_WHAT IS REQUIRED_:
Every line that contains "component" must be located and copied from the data.
· · · · · · ·
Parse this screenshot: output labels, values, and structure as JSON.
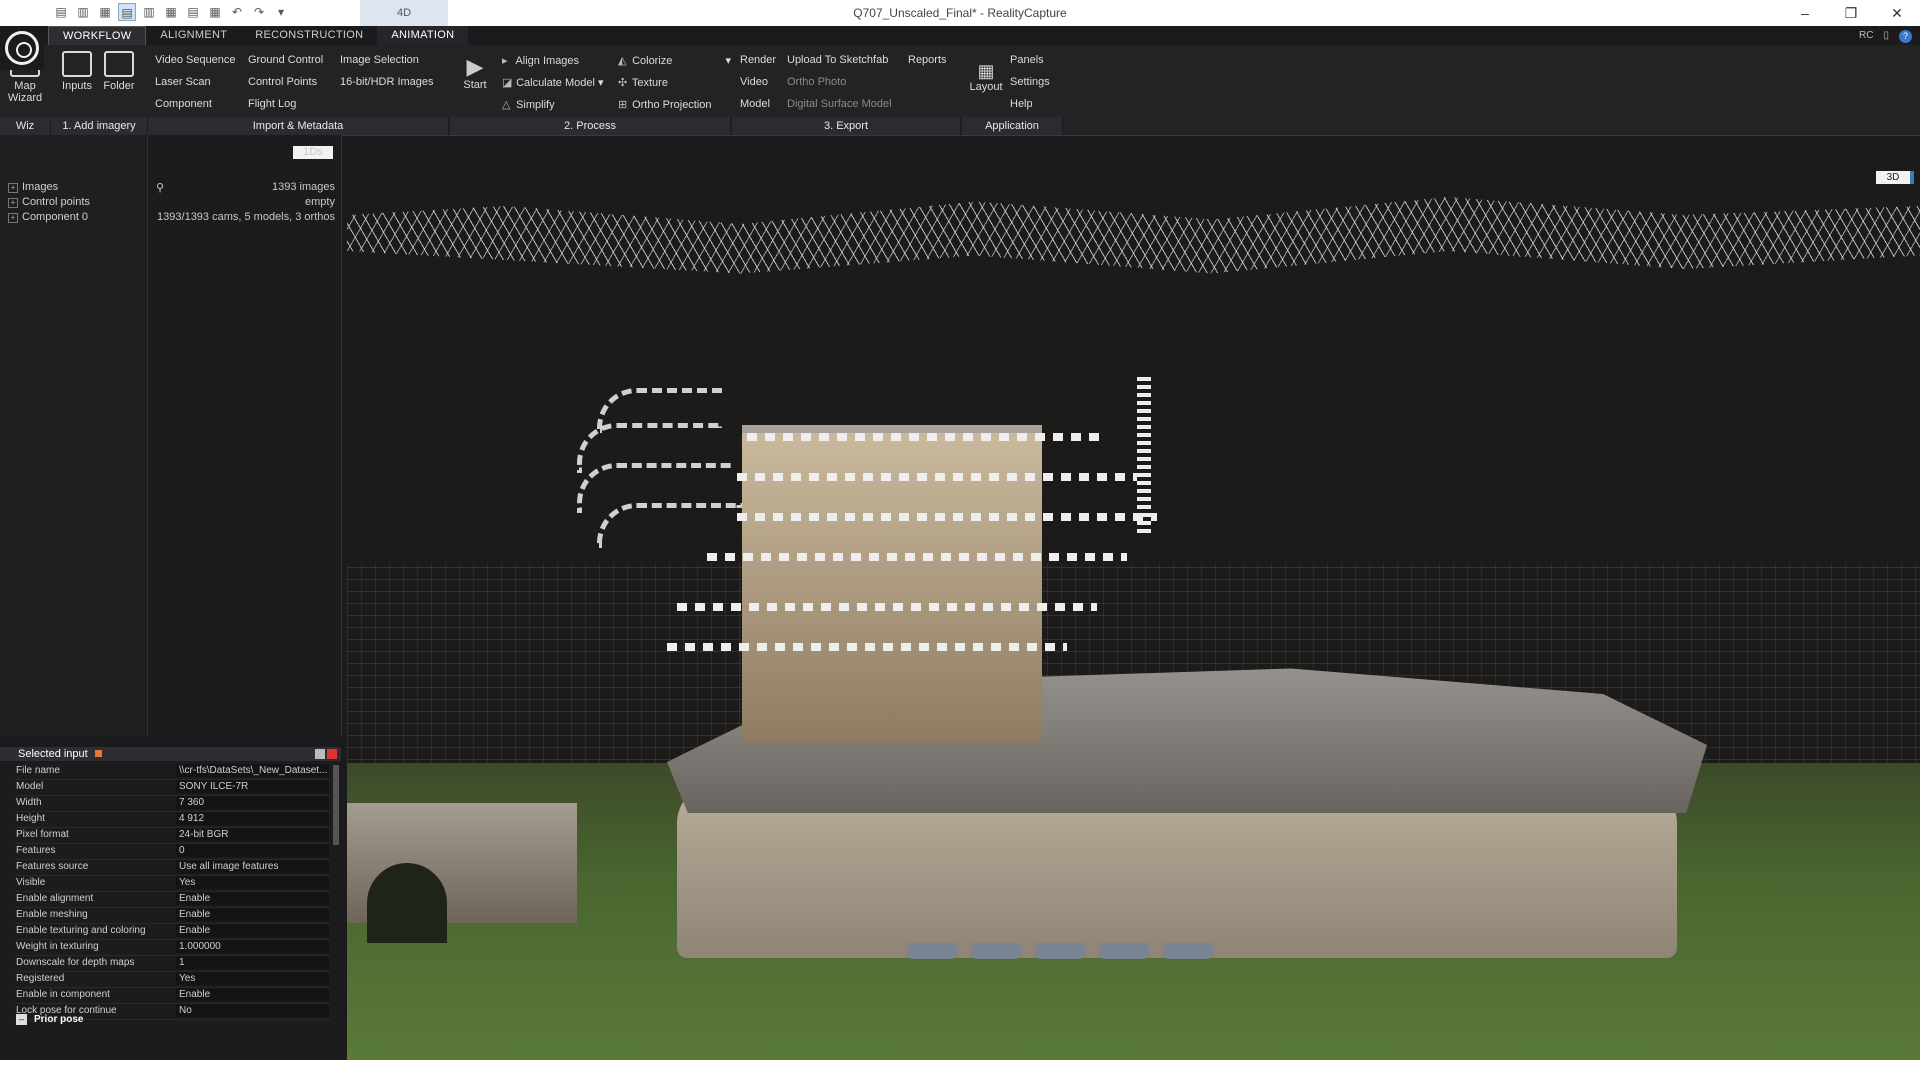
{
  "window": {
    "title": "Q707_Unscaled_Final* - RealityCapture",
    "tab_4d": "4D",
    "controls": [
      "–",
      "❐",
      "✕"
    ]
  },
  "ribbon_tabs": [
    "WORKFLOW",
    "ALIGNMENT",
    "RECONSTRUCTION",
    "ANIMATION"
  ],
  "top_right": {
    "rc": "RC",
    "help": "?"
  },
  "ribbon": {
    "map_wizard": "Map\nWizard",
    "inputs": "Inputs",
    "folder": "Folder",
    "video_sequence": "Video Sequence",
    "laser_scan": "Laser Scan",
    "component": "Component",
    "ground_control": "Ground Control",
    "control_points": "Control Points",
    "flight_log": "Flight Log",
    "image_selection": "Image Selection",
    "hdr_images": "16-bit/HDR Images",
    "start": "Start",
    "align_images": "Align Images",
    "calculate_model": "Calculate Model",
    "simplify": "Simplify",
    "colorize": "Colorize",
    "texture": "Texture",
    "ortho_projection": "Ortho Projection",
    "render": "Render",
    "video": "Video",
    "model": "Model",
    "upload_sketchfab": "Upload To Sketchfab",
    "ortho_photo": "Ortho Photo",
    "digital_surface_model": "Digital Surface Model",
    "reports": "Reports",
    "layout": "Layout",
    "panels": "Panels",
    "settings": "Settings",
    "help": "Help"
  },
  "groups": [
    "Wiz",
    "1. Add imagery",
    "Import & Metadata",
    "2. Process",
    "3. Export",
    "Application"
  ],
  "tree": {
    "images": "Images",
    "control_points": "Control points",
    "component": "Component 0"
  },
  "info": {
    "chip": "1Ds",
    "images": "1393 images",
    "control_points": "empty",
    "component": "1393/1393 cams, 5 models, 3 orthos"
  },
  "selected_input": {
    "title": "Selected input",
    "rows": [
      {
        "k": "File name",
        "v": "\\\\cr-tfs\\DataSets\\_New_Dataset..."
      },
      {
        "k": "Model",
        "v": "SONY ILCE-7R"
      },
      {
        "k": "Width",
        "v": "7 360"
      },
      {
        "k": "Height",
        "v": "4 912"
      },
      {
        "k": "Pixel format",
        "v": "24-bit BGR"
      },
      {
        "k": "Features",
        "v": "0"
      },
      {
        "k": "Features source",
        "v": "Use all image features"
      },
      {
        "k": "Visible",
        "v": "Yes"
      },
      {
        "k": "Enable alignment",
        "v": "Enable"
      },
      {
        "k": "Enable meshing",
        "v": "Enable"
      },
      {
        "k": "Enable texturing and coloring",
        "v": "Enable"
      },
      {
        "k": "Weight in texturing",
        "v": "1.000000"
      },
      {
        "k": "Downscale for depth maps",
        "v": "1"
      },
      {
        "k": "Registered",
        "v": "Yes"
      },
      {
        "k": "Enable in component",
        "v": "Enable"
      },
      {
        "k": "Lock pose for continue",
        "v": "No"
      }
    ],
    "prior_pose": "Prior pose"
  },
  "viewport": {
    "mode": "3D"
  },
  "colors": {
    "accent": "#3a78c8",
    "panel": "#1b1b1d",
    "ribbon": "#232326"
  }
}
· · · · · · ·
_ANSWER BELOW_:
    "component": "Component",
    "component": "Component 0"
    "component": "1393/1393 cams, 5 models, 3 orthos"
        "k": "Enable in component",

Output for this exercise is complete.